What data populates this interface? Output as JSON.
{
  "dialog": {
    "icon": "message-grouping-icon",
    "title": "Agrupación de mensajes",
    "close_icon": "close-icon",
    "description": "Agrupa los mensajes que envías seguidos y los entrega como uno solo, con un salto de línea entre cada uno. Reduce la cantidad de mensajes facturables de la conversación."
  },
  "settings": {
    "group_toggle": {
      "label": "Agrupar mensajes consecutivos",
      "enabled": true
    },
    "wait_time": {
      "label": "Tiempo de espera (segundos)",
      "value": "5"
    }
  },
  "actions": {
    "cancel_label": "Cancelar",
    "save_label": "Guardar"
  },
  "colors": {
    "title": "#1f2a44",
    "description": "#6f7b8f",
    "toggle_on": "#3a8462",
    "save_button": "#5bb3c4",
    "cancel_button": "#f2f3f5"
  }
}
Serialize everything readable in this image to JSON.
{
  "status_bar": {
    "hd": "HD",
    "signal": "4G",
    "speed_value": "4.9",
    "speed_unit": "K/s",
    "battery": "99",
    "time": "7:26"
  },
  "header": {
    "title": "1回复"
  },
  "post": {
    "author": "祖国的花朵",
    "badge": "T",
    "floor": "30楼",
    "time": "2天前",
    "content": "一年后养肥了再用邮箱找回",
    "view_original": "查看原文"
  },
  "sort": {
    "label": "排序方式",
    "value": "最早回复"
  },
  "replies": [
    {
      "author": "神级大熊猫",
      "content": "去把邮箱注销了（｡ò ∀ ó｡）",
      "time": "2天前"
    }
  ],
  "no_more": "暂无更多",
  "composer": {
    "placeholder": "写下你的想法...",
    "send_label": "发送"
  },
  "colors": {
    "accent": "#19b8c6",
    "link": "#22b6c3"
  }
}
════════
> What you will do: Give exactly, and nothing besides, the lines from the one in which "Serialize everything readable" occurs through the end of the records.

> Solution:
Serialize everything readable in this image to JSON.
{
  "status_bar": {
    "hd": "HD",
    "signal": "4G",
    "speed_value": "4.9",
    "speed_unit": "K/s",
    "battery": "99",
    "time": "7:26"
  },
  "header": {
    "title": "1回复"
  },
  "post": {
    "author": "祖国的花朵",
    "badge": "T",
    "floor": "30楼",
    "time": "2天前",
    "content": "一年后养肥了再用邮箱找回",
    "view_original": "查看原文"
  },
  "sort": {
    "label": "排序方式",
    "value": "最早回复"
  },
  "replies": [
    {
      "author": "神级大熊猫",
      "content": "去把邮箱注销了（｡ò ∀ ó｡）",
      "time": "2天前"
    }
  ],
  "no_more": "暂无更多",
  "composer": {
    "placeholder": "写下你的想法...",
    "send_label": "发送"
  },
  "colors": {
    "accent": "#19b8c6",
    "link": "#22b6c3"
  }
}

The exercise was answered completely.